This charity is modern, healthy and green.  Not only does it look after 45 nature reserves in Devon, it promotes good practice at sea to preserve our marine environment for the benefit of fish stocks. It understands the effects of renewable energy with wildlife and it assists our regional water company to provide clean fresh drinking water without harming the environment. As if this is not all, our wildlife habitats absorb carbon emissions from the atmosphere.

For me, looking after our environment helps us with our lifestyles. Devon Wildlife Trust, having reached its 50th birthday, is innovative, green and understands modern life.  To find out how to support the Trust and this challenge, please go to

Sunday, 8 April 2012


I have set myself a new challenge.  Every 2 years I need to challenge myself to do something new that I have never done before.  It is usually on a bike but not always so.  In 2010, I cycled 3,762 miles on The North Sea Cycle Route.  In 2008, it was Le Jog.  Previously I cycled in Mongolia, trekked across the Andes and there have been others.

For 2012, it is to beat my biggest one day cycle ride.  My current best is 122 miles across Snowdonia made three years ago.  I have set myself two targets and these are:

        127 Miles on 7 July from Stafford to Llandudno with Stafford Balti Bike Club, and

         150 Miles on 10 June from Ivybridge (Devon) to as far north of Bristol as possible.

These journeys will all be on minor roads and I prefer to use the National Cycle Network where possible.  This means great scenery and little traffic but many hills. 

I want to raise money for a special charity and have already been given £100 to it even though I have not told anyone about the challenge yet!  I support charities that promote healthy lifestyles because for me they contribute so much to society. 

Keep pedalling.

Friday, 16 March 2012
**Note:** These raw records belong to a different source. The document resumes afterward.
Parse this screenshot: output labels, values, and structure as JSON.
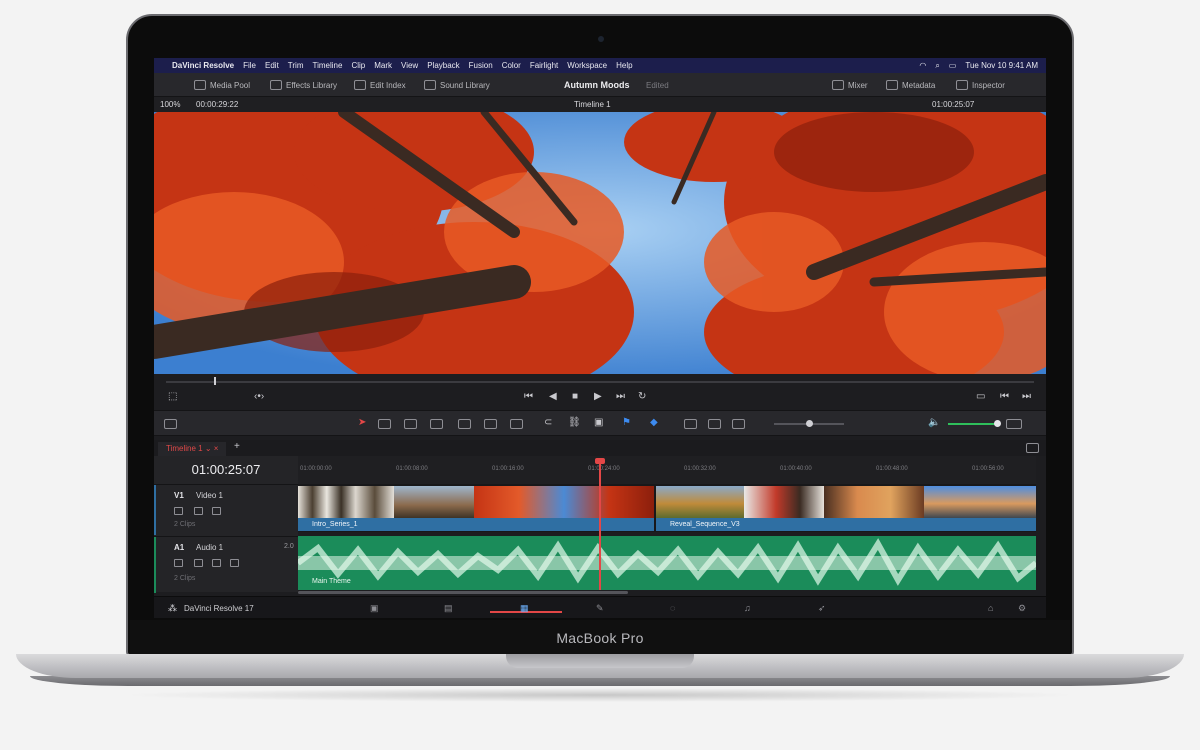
{
  "device": {
    "label": "MacBook Pro"
  },
  "menubar": {
    "items": [
      "DaVinci Resolve",
      "File",
      "Edit",
      "Trim",
      "Timeline",
      "Clip",
      "Mark",
      "View",
      "Playback",
      "Fusion",
      "Color",
      "Fairlight",
      "Workspace",
      "Help"
    ],
    "clock": "Tue Nov 10  9:41 AM"
  },
  "toolbar": {
    "media_pool": "Media Pool",
    "effects_library": "Effects Library",
    "edit_index": "Edit Index",
    "sound_library": "Sound Library",
    "project_title": "Autumn Moods",
    "project_status": "Edited",
    "mixer": "Mixer",
    "metadata": "Metadata",
    "inspector": "Inspector"
  },
  "viewer": {
    "zoom": "100%",
    "source_timecode": "00:00:29:22",
    "timeline_name": "Timeline 1",
    "record_timecode": "01:00:25:07"
  },
  "timeline": {
    "tab": "Timeline 1",
    "timecode": "01:00:25:07",
    "ruler": [
      "01:00:00:00",
      "01:00:08:00",
      "01:00:16:00",
      "01:00:24:00",
      "01:00:32:00",
      "01:00:40:00",
      "01:00:48:00",
      "01:00:56:00"
    ],
    "video_track": {
      "id": "V1",
      "name": "Video 1",
      "clips_count": "2 Clips"
    },
    "audio_track": {
      "id": "A1",
      "name": "Audio 1",
      "clips_count": "2 Clips",
      "level": "2.0"
    },
    "video_clips": [
      "Intro_Series_1",
      "Reveal_Sequence_V3"
    ],
    "audio_clip": "Main Theme"
  },
  "footer": {
    "app_name": "DaVinci Resolve 17"
  },
  "colors": {
    "menubar": "#1c1e4c",
    "accent_red": "#e34747",
    "video_clip": "#2f6fa3",
    "audio_clip": "#1b8c5a"
  }
}
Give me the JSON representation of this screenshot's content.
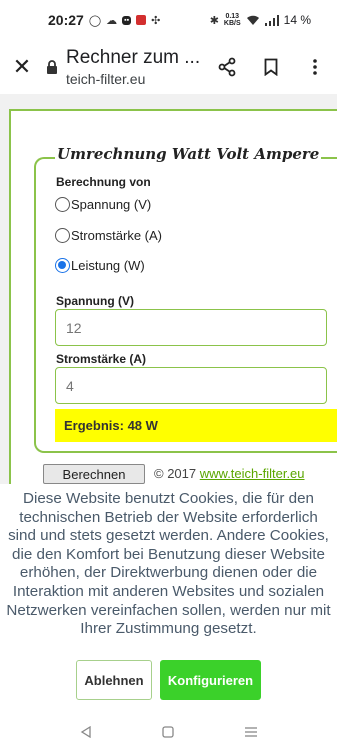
{
  "status_bar": {
    "time": "20:27",
    "net_speed": "0.13",
    "net_unit": "KB/S",
    "battery": "14 %"
  },
  "toolbar": {
    "title": "Rechner zum ...",
    "url": "teich-filter.eu"
  },
  "calculator": {
    "legend": "Umrechnung Watt Volt Ampere",
    "calc_label": "Berechnung von",
    "radio_options": [
      "Spannung (V)",
      "Stromstärke (A)",
      "Leistung (W)"
    ],
    "selected": "Leistung (W)",
    "voltage_label": "Spannung (V)",
    "voltage_placeholder": "12",
    "current_label": "Stromstärke (A)",
    "current_placeholder": "4",
    "result": "Ergebnis: 48 W",
    "calc_button": "Berechnen",
    "copyright": "© 2017",
    "copyright_link": "www.teich-filter.eu"
  },
  "cookie": {
    "text": "Diese Website benutzt Cookies, die für den technischen Betrieb der Website erforderlich sind und stets gesetzt werden. Andere Cookies, die den Komfort bei Benutzung dieser Website erhöhen, der Direktwerbung dienen oder die Interaktion mit anderen Websites und sozialen Netzwerken vereinfachen sollen, werden nur mit Ihrer Zustimmung gesetzt.",
    "reject_label": "Ablehnen",
    "configure_label": "Konfigurieren"
  },
  "colors": {
    "accent_green": "#8bc34a",
    "result_bg": "#ffff00",
    "configure_bg": "#3bd12a",
    "radio_blue": "#1a73e8"
  }
}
I discovered the Cobbly Way while out in the beautiful South Hams of Devon.  It is an ancient cobble track beside the River Avon near South Brent.  It is so bumpy that cycling it requires much care, especially when wet.  The river flows fast between deep pools while mature trees span over it.  I peered into its pools and imagined giant salmon just waiting to be caught.  Hanging from a branch was a rope obviously used by children in the summer to swing into these pools. 

South Hams is rich farmland south of Dartmoor spanning to the sea.  The fields are filled with dairy cattle known for producing high quality milk and clotted cream.  Field boundaries have high banks with wild hedges and trees.   Several rivers run fast off Dartmoor and cross this landscape on their way to the sea.  As a consequence wildlife and food production seem to be in harmony.  I followed a figure of eight loop to the sea and back on little lanes and on route discovered a few hidden gems.  My next was a pub which required only a short detour at Slapton and well worth checking for a longer visit at another time.
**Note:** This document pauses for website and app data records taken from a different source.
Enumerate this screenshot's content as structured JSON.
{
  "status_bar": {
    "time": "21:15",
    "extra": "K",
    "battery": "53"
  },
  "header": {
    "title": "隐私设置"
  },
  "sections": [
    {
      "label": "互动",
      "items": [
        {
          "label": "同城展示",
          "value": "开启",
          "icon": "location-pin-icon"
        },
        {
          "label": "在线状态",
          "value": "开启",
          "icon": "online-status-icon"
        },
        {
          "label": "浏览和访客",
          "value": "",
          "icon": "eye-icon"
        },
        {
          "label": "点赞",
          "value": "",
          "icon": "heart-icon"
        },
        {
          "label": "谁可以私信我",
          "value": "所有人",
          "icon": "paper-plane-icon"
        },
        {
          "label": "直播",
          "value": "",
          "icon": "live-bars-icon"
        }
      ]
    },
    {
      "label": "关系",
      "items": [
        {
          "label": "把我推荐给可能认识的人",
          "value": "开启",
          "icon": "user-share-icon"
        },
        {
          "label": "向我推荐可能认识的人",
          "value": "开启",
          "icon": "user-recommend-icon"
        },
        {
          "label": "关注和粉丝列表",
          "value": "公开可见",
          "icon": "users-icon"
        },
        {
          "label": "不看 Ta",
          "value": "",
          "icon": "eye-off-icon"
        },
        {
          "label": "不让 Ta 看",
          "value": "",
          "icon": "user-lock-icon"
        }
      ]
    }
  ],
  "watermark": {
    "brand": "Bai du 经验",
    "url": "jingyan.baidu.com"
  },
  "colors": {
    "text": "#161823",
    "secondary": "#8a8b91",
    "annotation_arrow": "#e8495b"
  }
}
Just two miles further on, I arrive at Slapton Lea, well known to local people and easier to find for visitors.  This freshwater lake just a stone's throw from the sea is a magnificent nature reserve where hoards of birds, many of which are unusual happily feed from crumbs thrown to them by children. 

East Prawle is the Devon's most southerly village.  I pedal here then follow a loop back to my home.